Task description:
Print out the data below in full and exactly, skipping the pictures.

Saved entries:

----

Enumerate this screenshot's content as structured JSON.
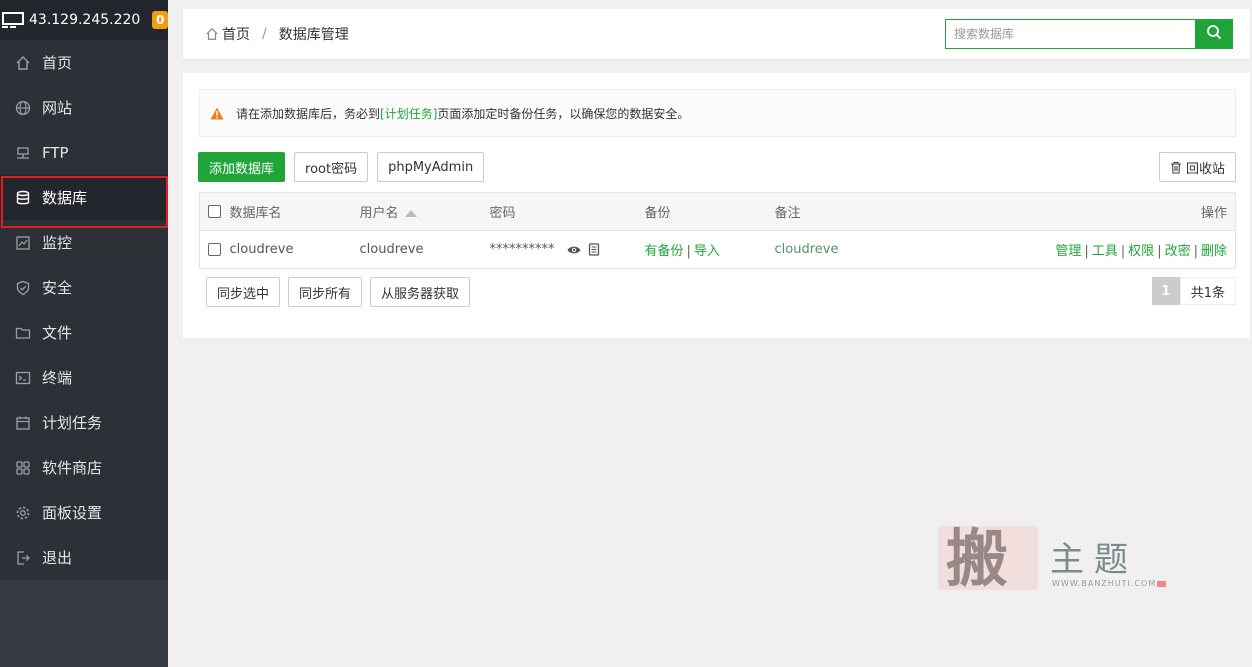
{
  "sidebar": {
    "server_ip": "43.129.245.220",
    "badge_count": "0",
    "items": [
      {
        "label": "首页",
        "icon": "home-icon"
      },
      {
        "label": "网站",
        "icon": "globe-icon"
      },
      {
        "label": "FTP",
        "icon": "ftp-icon"
      },
      {
        "label": "数据库",
        "icon": "database-icon"
      },
      {
        "label": "监控",
        "icon": "monitor-chart-icon"
      },
      {
        "label": "安全",
        "icon": "shield-icon"
      },
      {
        "label": "文件",
        "icon": "folder-icon"
      },
      {
        "label": "终端",
        "icon": "terminal-icon"
      },
      {
        "label": "计划任务",
        "icon": "calendar-icon"
      },
      {
        "label": "软件商店",
        "icon": "apps-icon"
      },
      {
        "label": "面板设置",
        "icon": "gear-icon"
      },
      {
        "label": "退出",
        "icon": "logout-icon"
      }
    ],
    "active_index": 3
  },
  "header": {
    "breadcrumb_home": "首页",
    "breadcrumb_sep": "/",
    "breadcrumb_current": "数据库管理",
    "search_placeholder": "搜索数据库"
  },
  "alert": {
    "text_before": "请在添加数据库后，务必到",
    "link": "[计划任务]",
    "text_after": "页面添加定时备份任务，以确保您的数据安全。"
  },
  "toolbar": {
    "add_db": "添加数据库",
    "root_pwd": "root密码",
    "phpmyadmin": "phpMyAdmin",
    "recycle": "回收站"
  },
  "table": {
    "headers": {
      "name": "数据库名",
      "user": "用户名",
      "password": "密码",
      "backup": "备份",
      "note": "备注",
      "ops": "操作"
    },
    "rows": [
      {
        "name": "cloudreve",
        "user": "cloudreve",
        "password": "**********",
        "backup_has": "有备份",
        "backup_import": "导入",
        "note": "cloudreve",
        "ops": [
          "管理",
          "工具",
          "权限",
          "改密",
          "删除"
        ]
      }
    ]
  },
  "bottom": {
    "sync_selected": "同步选中",
    "sync_all": "同步所有",
    "fetch_server": "从服务器获取",
    "page": "1",
    "total": "共1条"
  },
  "watermark": {
    "char": "搬",
    "title": "主题",
    "url": "WWW.BANZHUTI.COM"
  },
  "colors": {
    "accent": "#20a53a",
    "sidebar_bg": "#2c3138",
    "active_outline": "#e02020",
    "badge": "#f39c12"
  }
}
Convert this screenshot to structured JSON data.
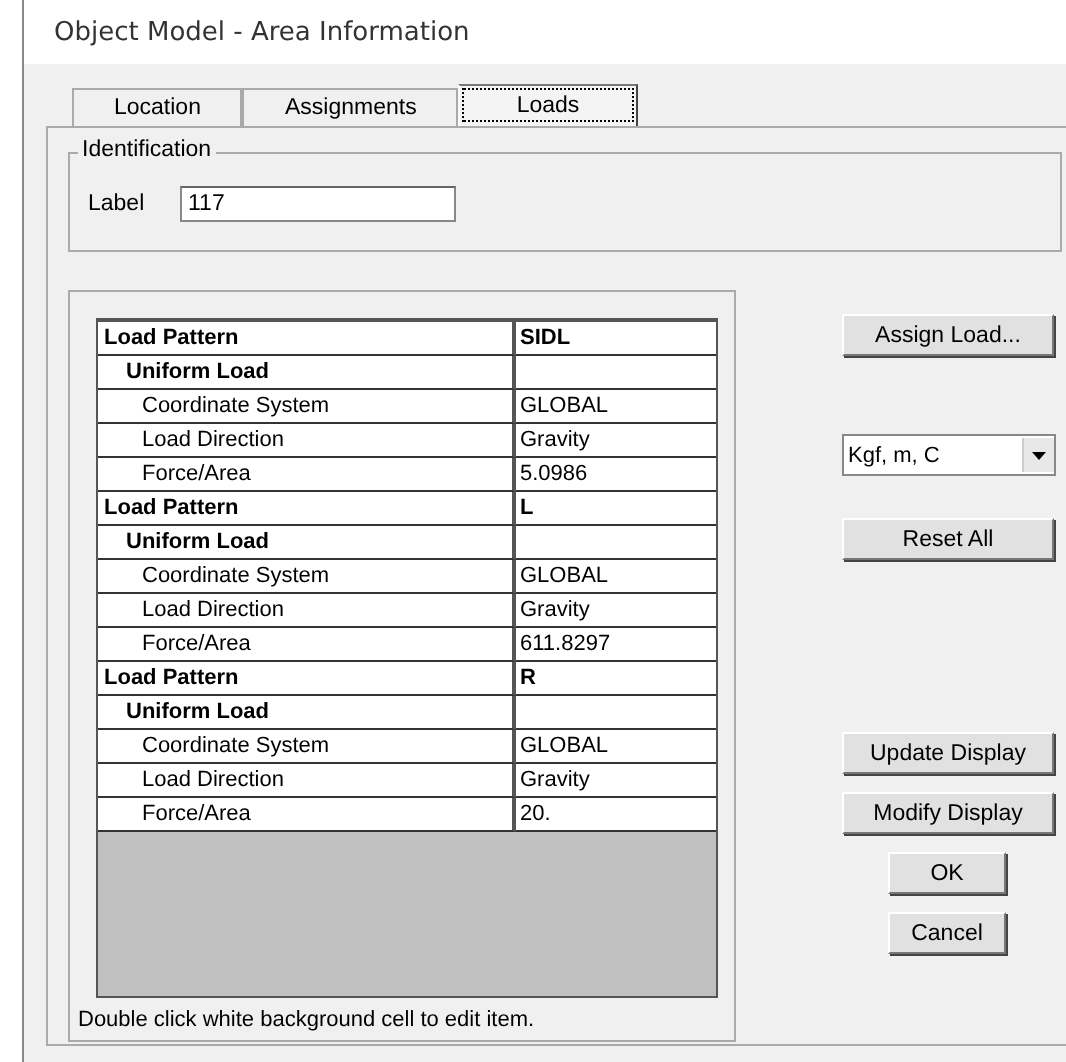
{
  "window": {
    "title": "Object Model - Area Information"
  },
  "tabs": [
    {
      "label": "Location",
      "selected": false
    },
    {
      "label": "Assignments",
      "selected": false
    },
    {
      "label": "Loads",
      "selected": true
    }
  ],
  "identification": {
    "title": "Identification",
    "label": "Label",
    "value": "117"
  },
  "table": {
    "rows": [
      {
        "kind": "pattern",
        "name": "Load Pattern",
        "value": "SIDL"
      },
      {
        "kind": "group",
        "name": "Uniform Load"
      },
      {
        "kind": "property",
        "name": "Coordinate System",
        "value": "GLOBAL"
      },
      {
        "kind": "property",
        "name": "Load Direction",
        "value": "Gravity"
      },
      {
        "kind": "property",
        "name": "Force/Area",
        "value": "5.0986"
      },
      {
        "kind": "pattern",
        "name": "Load Pattern",
        "value": "L"
      },
      {
        "kind": "group",
        "name": "Uniform Load"
      },
      {
        "kind": "property",
        "name": "Coordinate System",
        "value": "GLOBAL"
      },
      {
        "kind": "property",
        "name": "Load Direction",
        "value": "Gravity"
      },
      {
        "kind": "property",
        "name": "Force/Area",
        "value": "611.8297"
      },
      {
        "kind": "pattern",
        "name": "Load Pattern",
        "value": "R"
      },
      {
        "kind": "group",
        "name": "Uniform Load"
      },
      {
        "kind": "property",
        "name": "Coordinate System",
        "value": "GLOBAL"
      },
      {
        "kind": "property",
        "name": "Load Direction",
        "value": "Gravity"
      },
      {
        "kind": "property",
        "name": "Force/Area",
        "value": "20."
      }
    ]
  },
  "hint": "Double click white background cell to edit item.",
  "assign_button": "Assign Load...",
  "units": {
    "value": "Kgf, m, C"
  },
  "reset_button": "Reset All",
  "update_button": "Update Display",
  "modify_button": "Modify Display",
  "ok_button": "OK",
  "cancel_button": "Cancel"
}
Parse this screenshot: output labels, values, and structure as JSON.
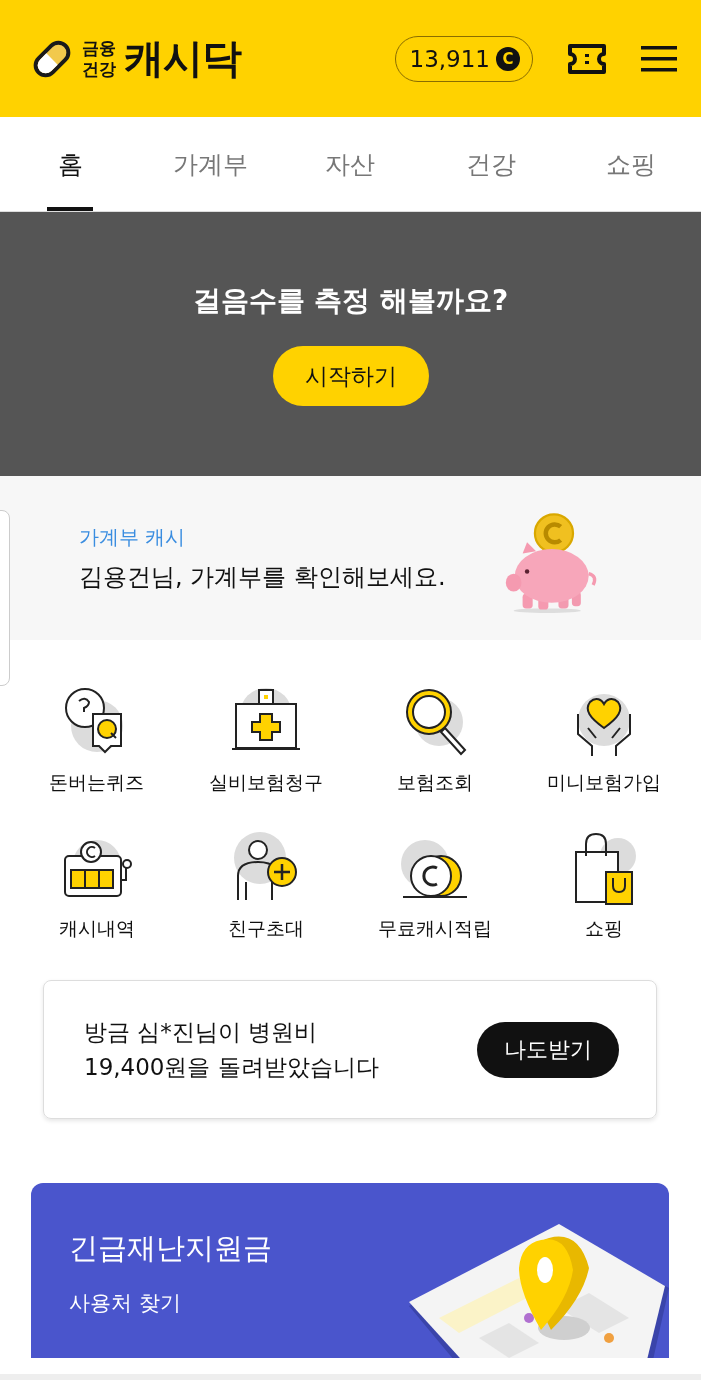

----

Answer box:
Enumerate this screenshot's content as structured JSON.
{
  "sidebar": {
    "server_ip": "43.129.245.220",
    "badge_count": "0",
    "items": [
      {
        "label": "首页",
        "icon": "home-icon"
      },
      {
        "label": "网站",
        "icon": "globe-icon"
      },
      {
        "label": "FTP",
        "icon": "ftp-icon"
      },
      {
        "label": "数据库",
        "icon": "database-icon"
      },
      {
        "label": "监控",
        "icon": "monitor-chart-icon"
      },
      {
        "label": "安全",
        "icon": "shield-icon"
      },
      {
        "label": "文件",
        "icon": "folder-icon"
      },
      {
        "label": "终端",
        "icon": "terminal-icon"
      },
      {
        "label": "计划任务",
        "icon": "calendar-icon"
      },
      {
        "label": "软件商店",
        "icon": "apps-icon"
      },
      {
        "label": "面板设置",
        "icon": "gear-icon"
      },
      {
        "label": "退出",
        "icon": "logout-icon"
      }
    ],
    "active_index": 3
  },
  "header": {
    "breadcrumb_home": "首页",
    "breadcrumb_sep": "/",
    "breadcrumb_current": "数据库管理",
    "search_placeholder": "搜索数据库"
  },
  "alert": {
    "text_before": "请在添加数据库后，务必到",
    "link": "[计划任务]",
    "text_after": "页面添加定时备份任务，以确保您的数据安全。"
  },
  "toolbar": {
    "add_db": "添加数据库",
    "root_pwd": "root密码",
    "phpmyadmin": "phpMyAdmin",
    "recycle": "回收站"
  },
  "table": {
    "headers": {
      "name": "数据库名",
      "user": "用户名",
      "password": "密码",
      "backup": "备份",
      "note": "备注",
      "ops": "操作"
    },
    "rows": [
      {
        "name": "cloudreve",
        "user": "cloudreve",
        "password": "**********",
        "backup_has": "有备份",
        "backup_import": "导入",
        "note": "cloudreve",
        "ops": [
          "管理",
          "工具",
          "权限",
          "改密",
          "删除"
        ]
      }
    ]
  },
  "bottom": {
    "sync_selected": "同步选中",
    "sync_all": "同步所有",
    "fetch_server": "从服务器获取",
    "page": "1",
    "total": "共1条"
  },
  "watermark": {
    "char": "搬",
    "title": "主题",
    "url": "WWW.BANZHUTI.COM"
  },
  "colors": {
    "accent": "#20a53a",
    "sidebar_bg": "#2c3138",
    "active_outline": "#e02020",
    "badge": "#f39c12"
  }
}
Convert this screenshot to structured JSON data.
{
  "window": {
    "title": "Object Model - Area Information"
  },
  "tabs": [
    {
      "label": "Location",
      "selected": false
    },
    {
      "label": "Assignments",
      "selected": false
    },
    {
      "label": "Loads",
      "selected": true
    }
  ],
  "identification": {
    "title": "Identification",
    "label": "Label",
    "value": "117"
  },
  "table": {
    "rows": [
      {
        "kind": "pattern",
        "name": "Load Pattern",
        "value": "SIDL"
      },
      {
        "kind": "group",
        "name": "Uniform Load"
      },
      {
        "kind": "property",
        "name": "Coordinate System",
        "value": "GLOBAL"
      },
      {
        "kind": "property",
        "name": "Load Direction",
        "value": "Gravity"
      },
      {
        "kind": "property",
        "name": "Force/Area",
        "value": "5.0986"
      },
      {
        "kind": "pattern",
        "name": "Load Pattern",
        "value": "L"
      },
      {
        "kind": "group",
        "name": "Uniform Load"
      },
      {
        "kind": "property",
        "name": "Coordinate System",
        "value": "GLOBAL"
      },
      {
        "kind": "property",
        "name": "Load Direction",
        "value": "Gravity"
      },
      {
        "kind": "property",
        "name": "Force/Area",
        "value": "611.8297"
      },
      {
        "kind": "pattern",
        "name": "Load Pattern",
        "value": "R"
      },
      {
        "kind": "group",
        "name": "Uniform Load"
      },
      {
        "kind": "property",
        "name": "Coordinate System",
        "value": "GLOBAL"
      },
      {
        "kind": "property",
        "name": "Load Direction",
        "value": "Gravity"
      },
      {
        "kind": "property",
        "name": "Force/Area",
        "value": "20."
      }
    ]
  },
  "hint": "Double click white background cell to edit item.",
  "assign_button": "Assign Load...",
  "units": {
    "value": "Kgf, m, C"
  },
  "reset_button": "Reset All",
  "update_button": "Update Display",
  "modify_button": "Modify Display",
  "ok_button": "OK",
  "cancel_button": "Cancel"
}
Parse this screenshot: output labels, values, and structure as JSON.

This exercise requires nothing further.